By Mike Watson, TSCL Legislative Assistant
During our slow, arduous economic recovery that followed the financial crisis and recession of 2008 and 2009, many government programs, Social Security in particular, were stretched to the limit. A number that made headlines last year was the Social Security Trustees’ estimate that the Social Security trust funds would run a $41 billion cash deficit in 2010. Most of the time when the Social Security trust fund is referred to, we mean two trust funds —the old-age and survivor’s insurance (OASI) trust fund, that pays retirement and widow(er)s benefits, and the disability insurance (DI) trust fund.
The fact that there are actually two Social Security trust funds is important when you break down the numbers behind the trust funds’ cash deficits. According to the Social Security Trustees’ “intermediate” projections, the OASI trust fund would run a cash deficit of $9 billion in 2010, and the DI trust fund a $32 billion cash deficit.
The disability program has been redeeming the assets, or IOUs, held in the DI trust fund for several years and is projected to become totally insolvent in 2018. Upon insolvency, legislation would be required if the DI trust fund were to borrow money in order to pay benefits, even if the money is borrowed from the OASI trust fund. The two funds have borrowed from each other in the past. During the 1980’s, the OASI trust fund borrowed from the DI trust fund and the money was later repaid. However, in 2018 the OASI trust fund will be facing its own financial problems.
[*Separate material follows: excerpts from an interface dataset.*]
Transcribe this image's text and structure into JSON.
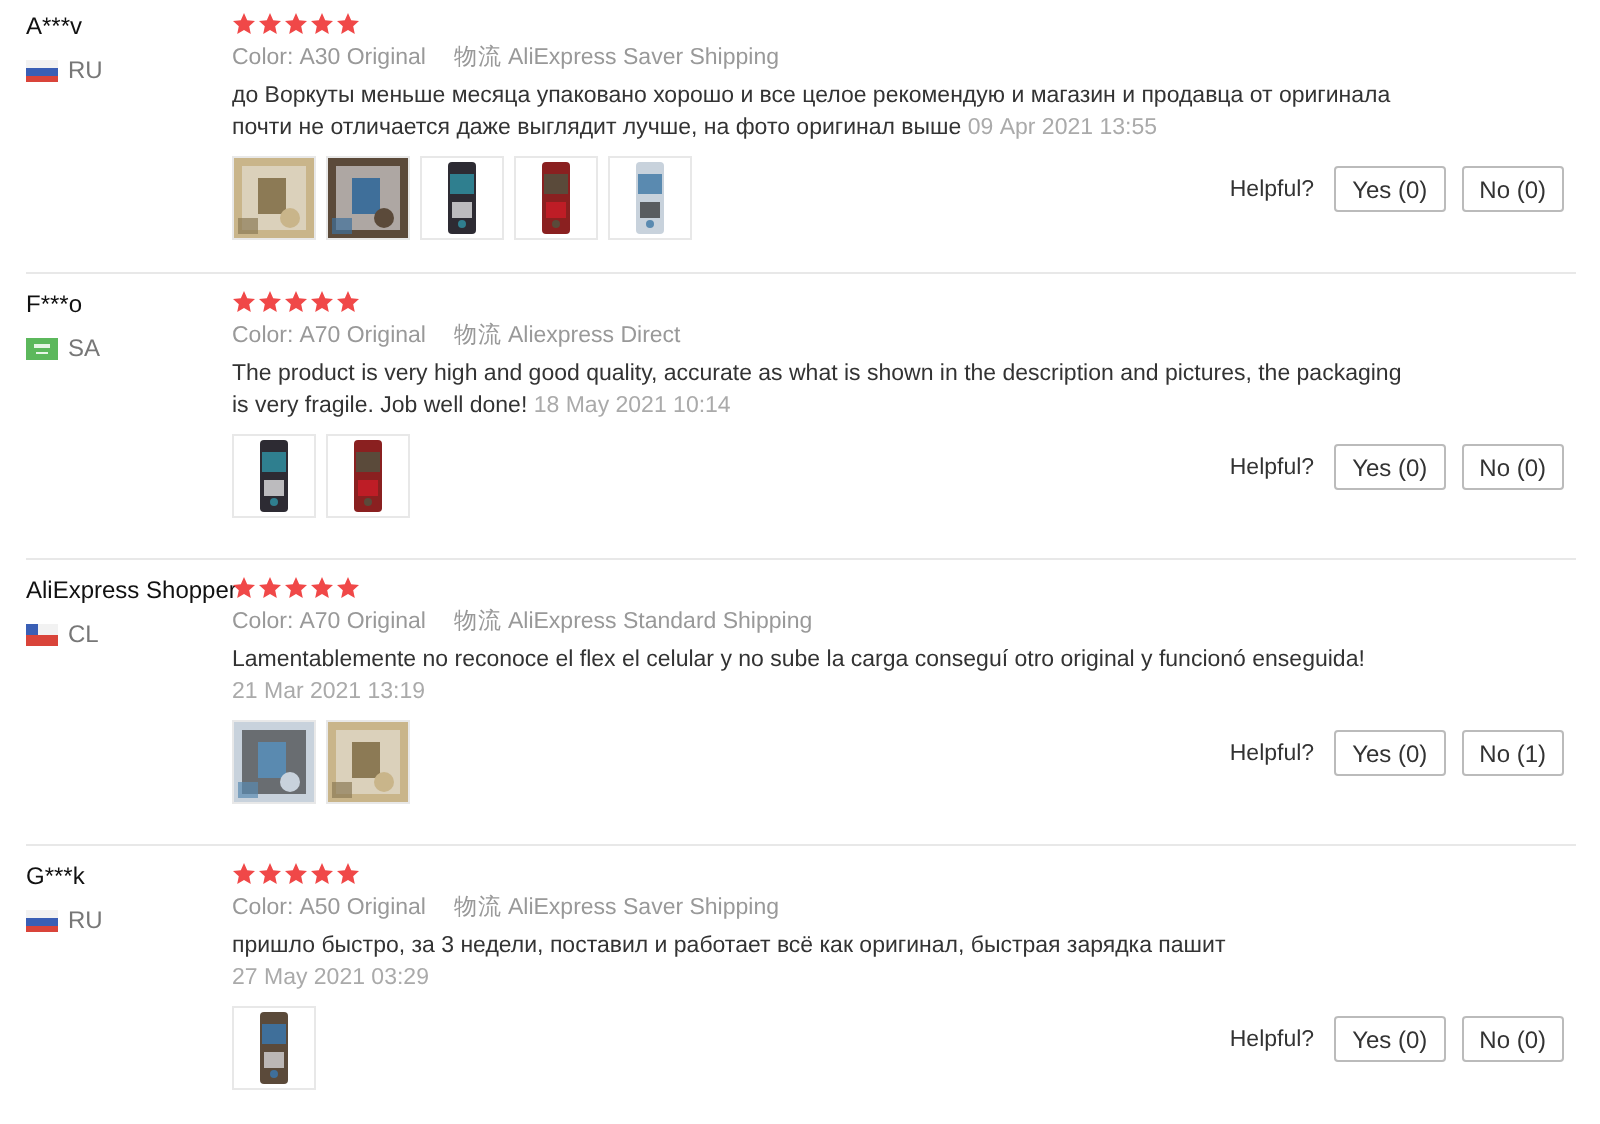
{
  "reviews": [
    {
      "name": "A***v",
      "country": "RU",
      "flag": {
        "kind": "russia"
      },
      "stars": 5,
      "color_label": "Color:",
      "color_value": "A30 Original",
      "shipping_label": "物流",
      "shipping": "AliExpress Saver Shipping",
      "text": "до Воркуты меньше месяца упаковано хорошо и все целое рекомендую и магазин и продавца от оригинала почти не отличается даже выглядит лучше, на фото оригинал выше",
      "date": "09 Apr 2021 13:55",
      "photos": [
        {
          "kind": "picture"
        },
        {
          "kind": "picture"
        },
        {
          "kind": "picture"
        },
        {
          "kind": "picture"
        },
        {
          "kind": "picture"
        }
      ],
      "helpful": "Helpful?",
      "yes": "Yes (0)",
      "no": "No (0)"
    },
    {
      "name": "F***o",
      "country": "SA",
      "flag": {
        "kind": "saudi"
      },
      "stars": 5,
      "color_label": "Color:",
      "color_value": "A70 Original",
      "shipping_label": "物流",
      "shipping": "Aliexpress Direct",
      "text": "The product is very high and good quality, accurate as what is shown in the description and pictures, the packaging is very fragile. Job well done!",
      "date": "18 May 2021 10:14",
      "photos": [
        {
          "kind": "picture"
        },
        {
          "kind": "picture"
        }
      ],
      "helpful": "Helpful?",
      "yes": "Yes (0)",
      "no": "No (0)"
    },
    {
      "name": "AliExpress Shopper",
      "country": "CL",
      "flag": {
        "kind": "chile"
      },
      "stars": 5,
      "color_label": "Color:",
      "color_value": "A70 Original",
      "shipping_label": "物流",
      "shipping": "AliExpress Standard Shipping",
      "text": "Lamentablemente no reconoce el flex el celular y no sube la carga conseguí otro original y funcionó enseguida!",
      "date": "21 Mar 2021 13:19",
      "photos": [
        {
          "kind": "picture"
        },
        {
          "kind": "picture"
        }
      ],
      "helpful": "Helpful?",
      "yes": "Yes (0)",
      "no": "No (1)"
    },
    {
      "name": "G***k",
      "country": "RU",
      "flag": {
        "kind": "russia"
      },
      "stars": 5,
      "color_label": "Color:",
      "color_value": "A50 Original",
      "shipping_label": "物流",
      "shipping": "AliExpress Saver Shipping",
      "text": "пришло быстро, за 3 недели, поставил и работает всё как оригинал, быстрая зарядка пашит",
      "date": "27 May 2021 03:29",
      "photos": [
        {
          "kind": "picture"
        }
      ],
      "helpful": "Helpful?",
      "yes": "Yes (0)",
      "no": "No (0)"
    }
  ]
}
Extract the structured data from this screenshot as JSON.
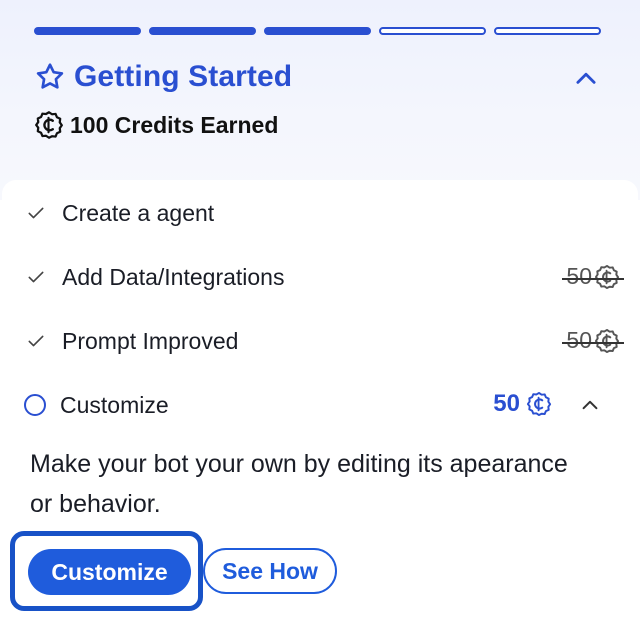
{
  "progress": {
    "total_steps": 5,
    "completed_steps": 3
  },
  "header": {
    "title": "Getting Started",
    "credits_label": "100 Credits Earned",
    "icon": "star-icon",
    "collapse_icon": "chevron-up-icon"
  },
  "tasks": [
    {
      "label": "Create a agent",
      "done": true,
      "reward": ""
    },
    {
      "label": "Add Data/Integrations",
      "done": true,
      "reward": "50"
    },
    {
      "label": "Prompt Improved",
      "done": true,
      "reward": "50"
    },
    {
      "label": "Customize",
      "done": false,
      "reward": "50"
    }
  ],
  "active_task": {
    "description": "Make your bot your own by editing its apearance or behavior.",
    "primary_button": "Customize",
    "secondary_button": "See How"
  },
  "colors": {
    "accent": "#2a4fd1",
    "button": "#1f5cdc",
    "focus": "#1852c7"
  }
}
While some view Social Security’s retirement program as relatively easy to reform (if a few tough decisions are made), Social Security’s disability program is a very complex operation which has been notoriously difficult to change. Past efforts to reform the disability program have led to vast administrative difficulties as well as public outcries. On the other hand, the retirement program’s reform efforts have faced fewer administrative difficulties. Part of the problem is determining what constitutes a disability. For that reason, and others, reform of the retirement program is discussed on Capitol Hill more often, while reform of the disability program seems to fly under the radar.
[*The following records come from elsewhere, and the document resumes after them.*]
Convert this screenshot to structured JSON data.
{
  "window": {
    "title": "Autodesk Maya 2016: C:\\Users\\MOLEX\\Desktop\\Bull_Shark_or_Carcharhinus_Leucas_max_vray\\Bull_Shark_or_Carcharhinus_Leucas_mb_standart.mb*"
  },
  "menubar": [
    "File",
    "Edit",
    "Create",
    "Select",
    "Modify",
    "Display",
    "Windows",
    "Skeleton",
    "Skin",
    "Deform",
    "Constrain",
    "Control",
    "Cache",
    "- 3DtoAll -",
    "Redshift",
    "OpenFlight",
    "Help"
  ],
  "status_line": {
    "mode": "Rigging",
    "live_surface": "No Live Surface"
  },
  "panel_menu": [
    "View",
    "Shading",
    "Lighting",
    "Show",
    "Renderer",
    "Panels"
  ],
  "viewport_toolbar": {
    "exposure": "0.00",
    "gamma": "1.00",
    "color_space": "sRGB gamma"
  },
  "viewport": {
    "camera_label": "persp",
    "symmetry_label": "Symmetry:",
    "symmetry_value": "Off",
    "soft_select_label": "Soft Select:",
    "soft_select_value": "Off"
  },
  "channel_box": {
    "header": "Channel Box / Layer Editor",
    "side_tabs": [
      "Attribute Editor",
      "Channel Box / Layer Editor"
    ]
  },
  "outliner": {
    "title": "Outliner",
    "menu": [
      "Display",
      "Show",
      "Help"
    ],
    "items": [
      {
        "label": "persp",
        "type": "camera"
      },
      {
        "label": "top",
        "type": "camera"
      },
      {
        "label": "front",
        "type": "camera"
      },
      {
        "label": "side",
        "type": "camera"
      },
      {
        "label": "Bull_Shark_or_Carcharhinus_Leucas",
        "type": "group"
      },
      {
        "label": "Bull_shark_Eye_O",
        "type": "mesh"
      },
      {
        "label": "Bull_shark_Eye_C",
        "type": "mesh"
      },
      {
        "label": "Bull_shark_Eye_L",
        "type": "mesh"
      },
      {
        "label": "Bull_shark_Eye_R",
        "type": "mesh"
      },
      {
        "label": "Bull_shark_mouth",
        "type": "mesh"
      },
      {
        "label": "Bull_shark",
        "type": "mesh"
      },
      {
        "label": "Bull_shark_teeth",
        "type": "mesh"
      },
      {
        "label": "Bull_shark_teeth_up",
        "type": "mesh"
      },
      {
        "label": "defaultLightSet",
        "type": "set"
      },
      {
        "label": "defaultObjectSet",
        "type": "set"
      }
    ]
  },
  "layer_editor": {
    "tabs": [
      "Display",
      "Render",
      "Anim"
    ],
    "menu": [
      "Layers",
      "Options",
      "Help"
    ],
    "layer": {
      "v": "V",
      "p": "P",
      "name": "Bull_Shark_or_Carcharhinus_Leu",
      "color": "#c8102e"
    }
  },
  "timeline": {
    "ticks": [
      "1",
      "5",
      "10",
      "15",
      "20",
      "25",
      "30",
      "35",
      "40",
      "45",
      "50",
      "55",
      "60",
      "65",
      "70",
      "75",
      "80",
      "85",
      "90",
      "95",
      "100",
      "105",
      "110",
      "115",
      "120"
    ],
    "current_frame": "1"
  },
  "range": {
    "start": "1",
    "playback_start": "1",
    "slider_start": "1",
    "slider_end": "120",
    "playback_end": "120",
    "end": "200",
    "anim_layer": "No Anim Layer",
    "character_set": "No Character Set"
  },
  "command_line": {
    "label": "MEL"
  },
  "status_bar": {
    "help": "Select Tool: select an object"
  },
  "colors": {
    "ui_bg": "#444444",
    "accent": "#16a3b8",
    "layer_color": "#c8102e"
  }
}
With the cash deficits of the disability trust fund growing and with the trust fund’s projected insolvency in 2018, something will need to be done about the disability program, and soon.